  17. OB Says:

    Until Aquib and his Mom tell their story, we don’t know anything about what happened besides a “boyfriend” was beating his sister, her Mom started shooting, Aquib took over and shot some more, the Bucs are looking at the “boyfirend” as a receiver with his speed and moves, and did the guns have blanks or bullets.

    What was the BF doing to the sister and how? Just because you are a NFL player doesn’t make you the baddest laddie on the block, so what was the BF’s background and was he armed with ANYTHING?

    I am not saying that Aquib doesn’t have al less than sterling record of judgement, I am saying find out what happened before we start shooting.

  18. MOBucs Says:

    If the police report has all the facts correct, you have to release this guy. Keeping a guy like that on your roster sets a horrible example and precedent for your team.

  19. BamBamBuc Says:

    Derek, I must agree.

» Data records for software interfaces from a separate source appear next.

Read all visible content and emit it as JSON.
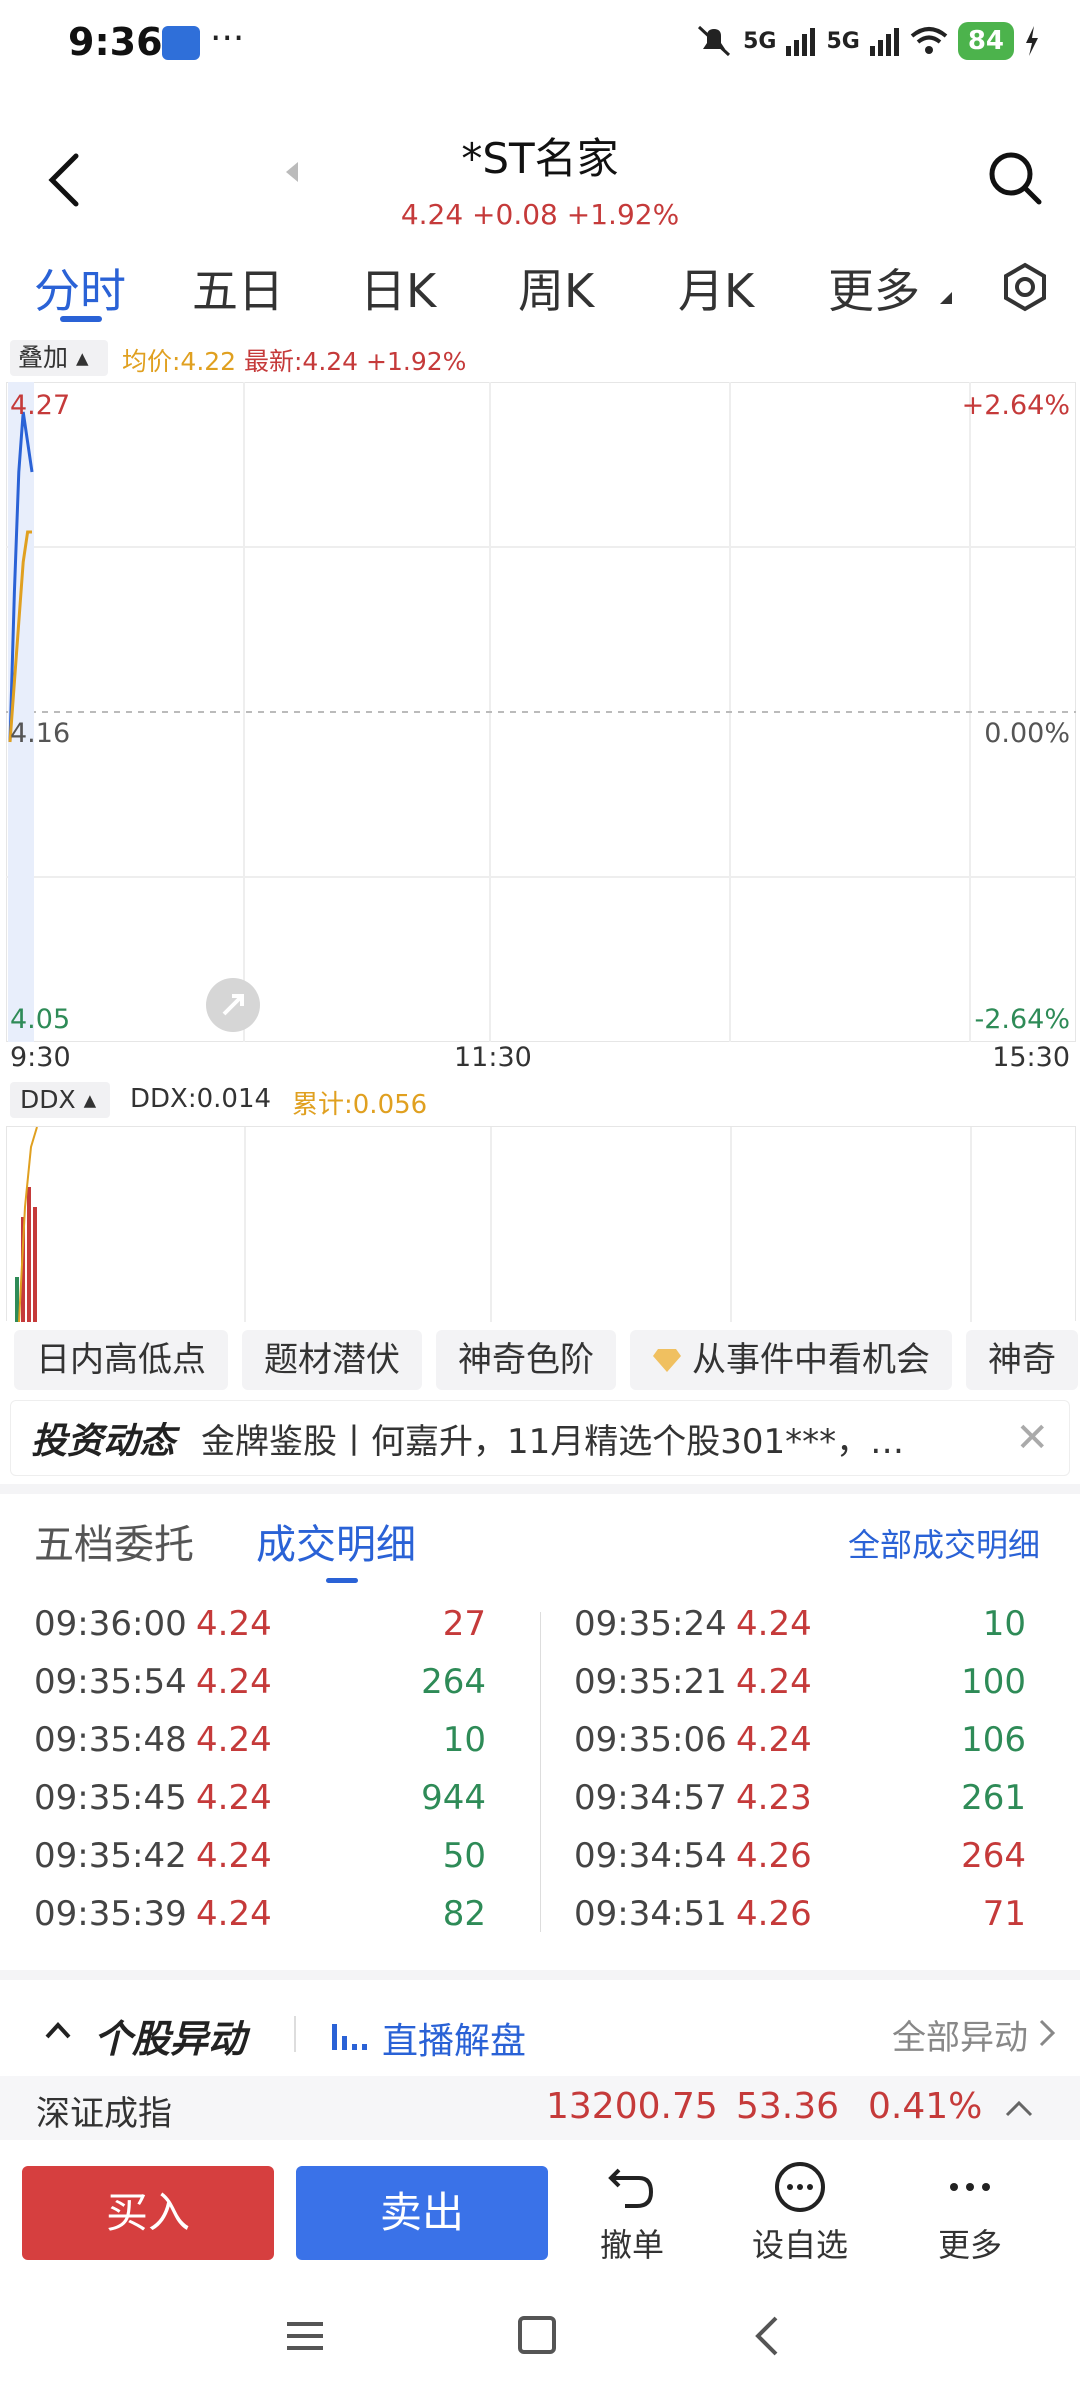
{
  "status_bar": {
    "time": "9:36",
    "more": "···",
    "net1": "5G",
    "net2": "5G",
    "battery": "84"
  },
  "header": {
    "title": "*ST名家",
    "subtitle": "4.24 +0.08 +1.92%"
  },
  "tabs": [
    "分时",
    "五日",
    "日K",
    "周K",
    "月K",
    "更多"
  ],
  "chart_bar": {
    "overlay": "叠加",
    "avg": "均价:4.22",
    "latest": "最新:4.24 +1.92%"
  },
  "chart_data": {
    "type": "line",
    "x_ticks": [
      "9:30",
      "11:30",
      "15:30"
    ],
    "y_left_ticks": [
      "4.27",
      "4.16",
      "4.05"
    ],
    "y_right_ticks": [
      "+2.64%",
      "0.00%",
      "-2.64%"
    ],
    "ylim": [
      4.05,
      4.27
    ],
    "series": [
      {
        "values": [
          4.15,
          4.2,
          4.24,
          4.26,
          4.25,
          4.24
        ]
      },
      {
        "values": [
          4.15,
          4.17,
          4.19,
          4.21,
          4.22,
          4.22
        ]
      }
    ],
    "colors": {
      "price": "#2a62d6",
      "avg": "#e0a020"
    }
  },
  "ddx": {
    "label": "DDX",
    "value": "DDX:0.014",
    "cumulative": "累计:0.056"
  },
  "chips": [
    "日内高低点",
    "题材潜伏",
    "神奇色阶",
    "从事件中看机会",
    "神奇"
  ],
  "news": {
    "label": "投资动态",
    "text": "金牌鉴股丨何嘉升，11月精选个股301***，…",
    "close": "✕"
  },
  "trade": {
    "tab1": "五档委托",
    "tab2": "成交明细",
    "all_link": "全部成交明细",
    "left_rows": [
      {
        "time": "09:36:00",
        "price": "4.24",
        "vol": "27",
        "dir": "red"
      },
      {
        "time": "09:35:54",
        "price": "4.24",
        "vol": "264",
        "dir": "green"
      },
      {
        "time": "09:35:48",
        "price": "4.24",
        "vol": "10",
        "dir": "green"
      },
      {
        "time": "09:35:45",
        "price": "4.24",
        "vol": "944",
        "dir": "green"
      },
      {
        "time": "09:35:42",
        "price": "4.24",
        "vol": "50",
        "dir": "green"
      },
      {
        "time": "09:35:39",
        "price": "4.24",
        "vol": "82",
        "dir": "green"
      }
    ],
    "right_rows": [
      {
        "time": "09:35:24",
        "price": "4.24",
        "vol": "10",
        "dir": "green"
      },
      {
        "time": "09:35:21",
        "price": "4.24",
        "vol": "100",
        "dir": "green"
      },
      {
        "time": "09:35:06",
        "price": "4.24",
        "vol": "106",
        "dir": "green"
      },
      {
        "time": "09:34:57",
        "price": "4.23",
        "vol": "261",
        "dir": "green"
      },
      {
        "time": "09:34:54",
        "price": "4.26",
        "vol": "264",
        "dir": "red"
      },
      {
        "time": "09:34:51",
        "price": "4.26",
        "vol": "71",
        "dir": "red"
      }
    ]
  },
  "abnormal": {
    "title": "个股异动",
    "live": "直播解盘",
    "all": "全部异动"
  },
  "index": {
    "name": "深证成指",
    "value": "13200.75",
    "change": "53.36",
    "pct": "0.41%"
  },
  "actions": {
    "buy": "买入",
    "sell": "卖出",
    "cancel": "撤单",
    "watch": "设自选",
    "more": "更多"
  }
}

    With all the incidences over the past year being handled “internally” by the team, it’s becoming public perception that the team is “lenient” or simply doesn’t care. The team will alienate the fanbase even more than it already is if they don’t take harsh steps now. They’re gonna have to do something publicly with either Tanard, Aqib, or both to let fans know they are serious about the team heading in a new, young, positive direction and that fans should be excited about that direction and want to come see games. It’s also very dangerous to a young, influential team to let things like this “slide” because a player is SO good that the team can’t afford to play without them. It gives players with potential to slip, like Williams or Blount, the idea that they don’t have to be as careful about their activities because the team will back them up no matter what. Time to put the hammer down and stop the nonsense. It’s not ok to fire weapons in populated areas when the situation could have been handled without weapons involved at all (Talib was apparently first to draw a weapon, even if only to pistol whip the guy). It’s not ok to get pushy with bouncers at bars or the cops that show up. It’s not ok to use substances banned by the NFL, even if it’s NOT performance enhancing. It’s not ok to have large quantities of said banned (and illegal) substance in your car with you. Stop the nonsense already. These actions are unacceptable.

  20. gitarlvr Says:

    Whether Talib gets sent to prison immediately or gets probation is immaterial. Ultimately he IS going to prison. There is exactly ZERO chance that Talib and his ZERO impulse control can make it through a felony probation period without violating it. Dude will end up in prison one way or another. Talib’s only hope is to somehow get out of being convicted of a felony.